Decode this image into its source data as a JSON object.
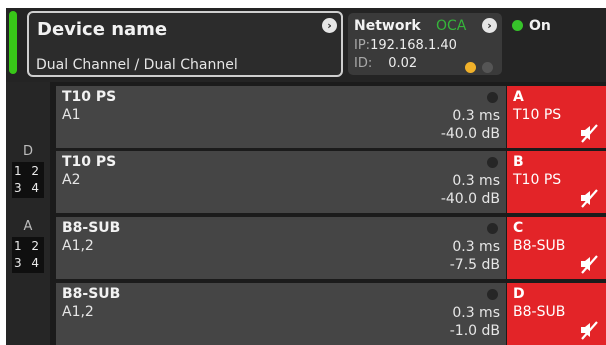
{
  "header": {
    "device": {
      "title": "Device name",
      "subtitle": "Dual Channel / Dual Channel"
    },
    "network": {
      "label": "Network",
      "protocol": "OCA",
      "ip_label": "IP:",
      "ip": "192.168.1.40",
      "id_label": "ID:",
      "id": "0.02"
    },
    "power": {
      "label": "On"
    }
  },
  "groups": [
    {
      "letter": "D",
      "nums": [
        "1 2",
        "3 4"
      ]
    },
    {
      "letter": "A",
      "nums": [
        "1 2",
        "3 4"
      ]
    }
  ],
  "rows": [
    {
      "name": "T10 PS",
      "source": "A1",
      "delay": "0.3 ms",
      "gain": "-40.0 dB"
    },
    {
      "name": "T10 PS",
      "source": "A2",
      "delay": "0.3 ms",
      "gain": "-40.0 dB"
    },
    {
      "name": "B8-SUB",
      "source": "A1,2",
      "delay": "0.3 ms",
      "gain": "-7.5 dB"
    },
    {
      "name": "B8-SUB",
      "source": "A1,2",
      "delay": "0.3 ms",
      "gain": "-1.0 dB"
    }
  ],
  "channels": [
    {
      "letter": "A",
      "name": "T10 PS",
      "icon": "speaker-muted-icon"
    },
    {
      "letter": "B",
      "name": "T10 PS",
      "icon": "speaker-muted-icon"
    },
    {
      "letter": "C",
      "name": "B8-SUB",
      "icon": "speaker-muted-icon"
    },
    {
      "letter": "D",
      "name": "B8-SUB",
      "icon": "speaker-muted-icon"
    }
  ],
  "colors": {
    "accent_green": "#38c718",
    "channel_red": "#e32428",
    "warning_amber": "#f0b12a"
  }
}
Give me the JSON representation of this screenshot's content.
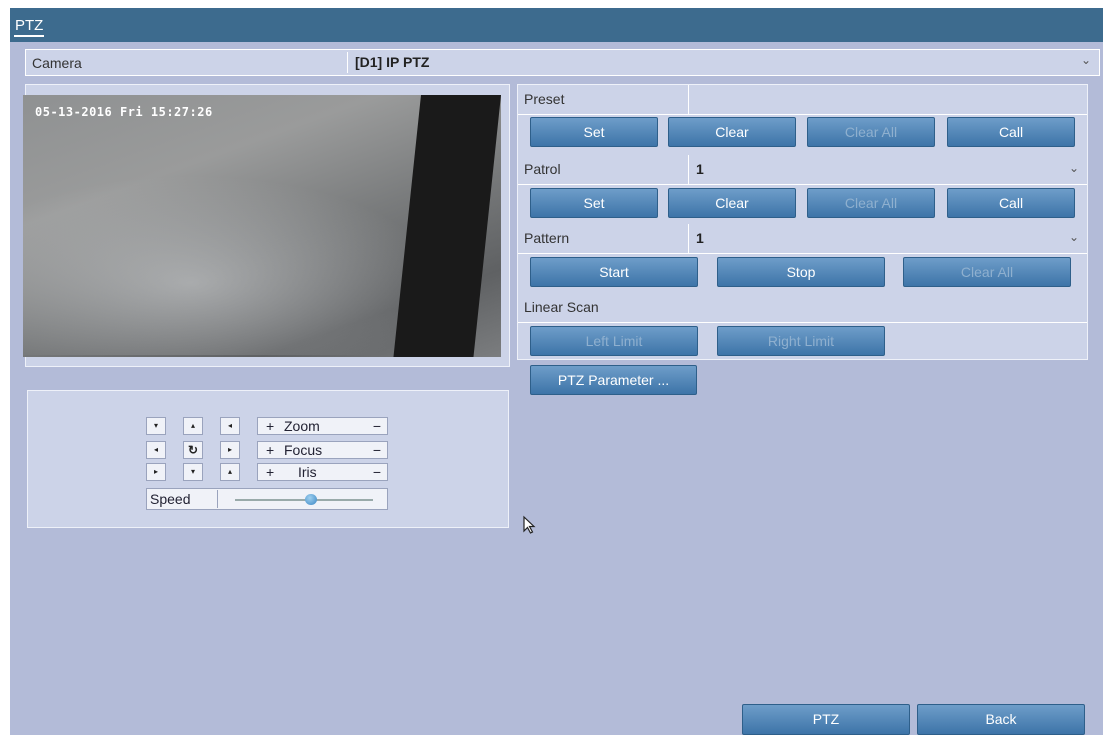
{
  "window": {
    "title": "PTZ"
  },
  "camera": {
    "label": "Camera",
    "value": "[D1] IP PTZ"
  },
  "video": {
    "osd_timestamp": "05-13-2016 Fri 15:27:26"
  },
  "preset": {
    "label": "Preset",
    "value": "",
    "buttons": {
      "set": "Set",
      "clear": "Clear",
      "clear_all": "Clear All",
      "call": "Call"
    }
  },
  "patrol": {
    "label": "Patrol",
    "value": "1",
    "buttons": {
      "set": "Set",
      "clear": "Clear",
      "clear_all": "Clear All",
      "call": "Call"
    }
  },
  "pattern": {
    "label": "Pattern",
    "value": "1",
    "buttons": {
      "start": "Start",
      "stop": "Stop",
      "clear_all": "Clear All"
    }
  },
  "linear_scan": {
    "label": "Linear Scan",
    "buttons": {
      "left_limit": "Left Limit",
      "right_limit": "Right Limit"
    }
  },
  "ptz_parameter_button": "PTZ Parameter ...",
  "control_pad": {
    "zoom": {
      "plus": "+",
      "label": "Zoom",
      "minus": "−"
    },
    "focus": {
      "plus": "+",
      "label": "Focus",
      "minus": "−"
    },
    "iris": {
      "plus": "+",
      "label": "Iris",
      "minus": "−"
    },
    "speed_label": "Speed",
    "speed_level": 0.55
  },
  "footer": {
    "ptz_button": "PTZ",
    "back_button": "Back"
  },
  "colors": {
    "titlebar": "#3d6b8e",
    "background": "#b3bbd8",
    "button": "#3d74a8"
  }
}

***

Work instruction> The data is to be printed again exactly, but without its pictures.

Written answer>
Decode this image into its source data as a JSON object.
{
  "header": {
    "device": {
      "title": "Device name",
      "subtitle": "Dual Channel / Dual Channel"
    },
    "network": {
      "label": "Network",
      "protocol": "OCA",
      "ip_label": "IP:",
      "ip": "192.168.1.40",
      "id_label": "ID:",
      "id": "0.02"
    },
    "power": {
      "label": "On"
    }
  },
  "groups": [
    {
      "letter": "D",
      "nums": [
        "1 2",
        "3 4"
      ]
    },
    {
      "letter": "A",
      "nums": [
        "1 2",
        "3 4"
      ]
    }
  ],
  "rows": [
    {
      "name": "T10 PS",
      "source": "A1",
      "delay": "0.3 ms",
      "gain": "-40.0 dB"
    },
    {
      "name": "T10 PS",
      "source": "A2",
      "delay": "0.3 ms",
      "gain": "-40.0 dB"
    },
    {
      "name": "B8-SUB",
      "source": "A1,2",
      "delay": "0.3 ms",
      "gain": "-7.5 dB"
    },
    {
      "name": "B8-SUB",
      "source": "A1,2",
      "delay": "0.3 ms",
      "gain": "-1.0 dB"
    }
  ],
  "channels": [
    {
      "letter": "A",
      "name": "T10 PS",
      "icon": "speaker-muted-icon"
    },
    {
      "letter": "B",
      "name": "T10 PS",
      "icon": "speaker-muted-icon"
    },
    {
      "letter": "C",
      "name": "B8-SUB",
      "icon": "speaker-muted-icon"
    },
    {
      "letter": "D",
      "name": "B8-SUB",
      "icon": "speaker-muted-icon"
    }
  ],
  "colors": {
    "accent_green": "#38c718",
    "channel_red": "#e32428",
    "warning_amber": "#f0b12a"
  }
}
Give me the JSON representation of this screenshot's content.
{
  "window": {
    "title": "PTZ"
  },
  "camera": {
    "label": "Camera",
    "value": "[D1] IP PTZ"
  },
  "video": {
    "osd_timestamp": "05-13-2016 Fri 15:27:26"
  },
  "preset": {
    "label": "Preset",
    "value": "",
    "buttons": {
      "set": "Set",
      "clear": "Clear",
      "clear_all": "Clear All",
      "call": "Call"
    }
  },
  "patrol": {
    "label": "Patrol",
    "value": "1",
    "buttons": {
      "set": "Set",
      "clear": "Clear",
      "clear_all": "Clear All",
      "call": "Call"
    }
  },
  "pattern": {
    "label": "Pattern",
    "value": "1",
    "buttons": {
      "start": "Start",
      "stop": "Stop",
      "clear_all": "Clear All"
    }
  },
  "linear_scan": {
    "label": "Linear Scan",
    "buttons": {
      "left_limit": "Left Limit",
      "right_limit": "Right Limit"
    }
  },
  "ptz_parameter_button": "PTZ Parameter ...",
  "control_pad": {
    "zoom": {
      "plus": "+",
      "label": "Zoom",
      "minus": "−"
    },
    "focus": {
      "plus": "+",
      "label": "Focus",
      "minus": "−"
    },
    "iris": {
      "plus": "+",
      "label": "Iris",
      "minus": "−"
    },
    "speed_label": "Speed",
    "speed_level": 0.55
  },
  "footer": {
    "ptz_button": "PTZ",
    "back_button": "Back"
  },
  "colors": {
    "titlebar": "#3d6b8e",
    "background": "#b3bbd8",
    "button": "#3d74a8"
  }
}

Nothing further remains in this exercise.